Entrenching corruption

Matt Taibbi writes:
In a pure capitalist system, an institution as moronic and corrupt as Bank of America would be swiftly punished by the market - the executives would get to loot their own firms once, then they'd be looking for jobs again. But with the limitless government support of Too Big to Fail, these failing financial giants get to stay undead forever, continually looting the taxpayer, their depositors, their shareholders and anyone else they can get their hands on. Too crooked to fail, Matt Taibbi, 'Rolling Stone', 29 March
Yes, a pure capitalist system would be an improvement on the current model, in that it would respond to people's wishes, rather than the interests of monopolies or government. What we have in the west, more and more, is government that is reponsive not so much to the citizens whom it's supposed to represent, but to powerful institutions. These include large corporations, trade unions, or government agencies, including the military. They all have one over-riding goal: self-perpetuation, regardless of the interests of society or the environment. Unfortunately, there is little in the way of self-correction, especially when government gets involved. Indeed, the dynamic works in the other direction: corrupt favouritism entrenches itself along the lines that Mr Taibbi describes. Interests groups whose influence is out of all proportion to their contribution to society benefit from direct subsidy or regulatory manipulation to such an extent that they become wealthy enough to resist any change.

If this sounds far-fetched take a look not only at the Bank of America, but also at farmers and agribusiness in virtually every rich country. The insanity of agricultural support policies has been widely understood and quantified for several decades now. Its persistence is a savage indictment of our so-called capitalist model.

06 March 2012

Social Impact Bonds and Social Policy Bonds

Social Impact Bonds, about which I have blogged before, are a small step in the right direction. (I have had no input into their creation, though I have spoken to their lead developer.) Their best feature is that they target outcomes, rather than activities, inputs, or outputs. To my mind they suffer from the deficiency that they are not envisaged as being tradeable. This means they have to focus on narrow and short-term goals, for which the purchasers of the bonds can expect to hold them until redemption. This in turn means that the arrangements for each issue are more along the lines of contracts whose reporting requirements (monitoring progress toward the goal etc) seem quite burdensome in relation to the intended outcome.
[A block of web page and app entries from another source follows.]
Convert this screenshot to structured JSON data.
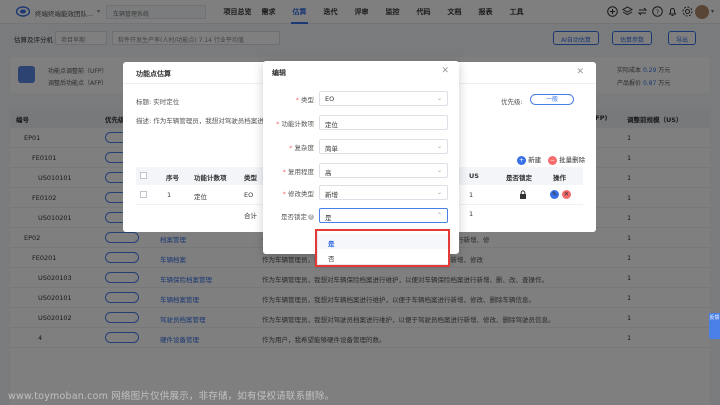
{
  "topbar": {
    "team_name": "终端终端能效团队...",
    "project_name": "车辆管理系统",
    "nav": [
      "项目总览",
      "需求",
      "估算",
      "迭代",
      "评审",
      "监控",
      "代码",
      "文档",
      "报表",
      "工具"
    ],
    "active_nav": "估算"
  },
  "subbar": {
    "label": "估算及评分机",
    "select1": "项目早期",
    "select2": "软件开发生产率(人时/功能点) 7.14 行业平均值",
    "btn_ai": "AI自动估算",
    "btn_save": "估算参数",
    "btn_export": "导出"
  },
  "summary": {
    "line1": "功能点调整前（UFP）",
    "line2": "调整后功能点（AFP）",
    "right1_label": "实际成本",
    "right1_value": "0.29",
    "right1_unit": "万元",
    "right2_label": "产品报价",
    "right2_value": "0.87",
    "right2_unit": "万元"
  },
  "bg_table": {
    "headers": [
      "编号",
      "优先级",
      "UFP)",
      "调整前规模（US）"
    ],
    "rows": [
      {
        "code": "EP01",
        "link": "",
        "desc": "",
        "num": "1"
      },
      {
        "code": "FE0101",
        "link": "",
        "desc": "",
        "num": "1"
      },
      {
        "code": "US010101",
        "link": "",
        "desc": "",
        "num": "1"
      },
      {
        "code": "FE0102",
        "link": "",
        "desc": "",
        "num": "1"
      },
      {
        "code": "US010201",
        "link": "",
        "desc": "",
        "num": "1"
      },
      {
        "code": "EP02",
        "link": "档案管理",
        "desc": "作为车辆管理员，我想对车辆档案管理进行维护，以便对车辆档案进行新增、修",
        "num": "1"
      },
      {
        "code": "FE0201",
        "link": "车辆档案",
        "desc": "作为车辆管理员，我想对车辆档案进行维护，以便对车辆档案进行新增、修改",
        "num": "1"
      },
      {
        "code": "US020103",
        "link": "车辆保险档案管理",
        "desc": "作为车辆管理员，我想对车辆保险档案进行维护，以便对车辆保险档案进行新增、删、改、查操作。",
        "num": "1"
      },
      {
        "code": "US020101",
        "link": "车辆档案管理",
        "desc": "作为车辆管理员，我想对车辆档案进行维护，以便于车辆档案进行新增、修改、删除车辆信息。",
        "num": "1"
      },
      {
        "code": "US020102",
        "link": "驾驶员档案管理",
        "desc": "作为车辆管理员，我想对驾驶员档案进行维护，以便于驾驶员档案进行新增、修改、删除驾驶员信息。",
        "num": "1"
      },
      {
        "code": "4",
        "link": "硬件设备管理",
        "desc": "作为用户，我希望能够硬件设备管理的数。",
        "num": "1"
      }
    ]
  },
  "fp_dialog": {
    "title": "功能点估算",
    "title_label": "标题:",
    "title_value": "实时定位",
    "priority_label": "优先级:",
    "priority_value": "一般",
    "desc_label": "描述:",
    "desc_value": "作为车辆管理员，我想对驾驶员档案进行维护，以便于驾驶员档案进行新增",
    "add_label": "新建",
    "batch_delete_label": "批量删除",
    "headers": [
      "序号",
      "功能计数项",
      "类型",
      "US",
      "是否锁定",
      "操作"
    ],
    "row": {
      "index": "1",
      "item": "定位",
      "type": "EO",
      "us": "1"
    },
    "total_label": "合计",
    "total_us": "1"
  },
  "edit_dialog": {
    "title": "编辑",
    "fields": [
      {
        "label": "类型",
        "value": "EO",
        "required": true,
        "type": "select"
      },
      {
        "label": "功能计数项",
        "value": "定位",
        "required": true,
        "type": "input"
      },
      {
        "label": "复杂度",
        "value": "简单",
        "required": true,
        "type": "select"
      },
      {
        "label": "复用程度",
        "value": "高",
        "required": true,
        "type": "select"
      },
      {
        "label": "修改类型",
        "value": "新增",
        "required": true,
        "type": "select"
      }
    ],
    "lock_label": "是否锁定",
    "lock_value": "是",
    "options": [
      "是",
      "否"
    ]
  },
  "side_tab": "反馈",
  "watermark": "www.toymoban.com 网络图片仅供展示，非存储，如有侵权请联系删除。",
  "colors": {
    "accent": "#3770e6",
    "overlay": "rgba(0,0,0,0.5)",
    "highlight": "#e53935"
  }
}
Social Policy Bonds, being tradeable, can target broad, long-term goals, such as peace in the Middle East, or the avoidance of any sort of catastrophe, man-made or not. This is a huge advantage. Targeting outcomes, which both SIBs and Social Policy Bonds do, works better than the current, command-and-control system when we do not know in advance how best to achieve our social and environmental goals. If we target broad, long-term goals there is both: (1) less chance that targeted goals will achieved at the expense of goals that are not specifically targeted, and (2) more scope for investors to explore different ways of achieving these goals and follow and refine the best approaches. As well, reporting requirements will be a lesser proportion of the sums at stake.

Social Impact Bonds, though, are already being issued, while Social Policy Bonds, despite being in the public arena since 1989, have not. As well, I will readily concede that "Social Impact Bonds" is the better name. I was originally going to give my bonds the name "Social Objective Bonds" until one of my colleagues, more worldly than me, pointed out the meaning and widespread usage of the acronym.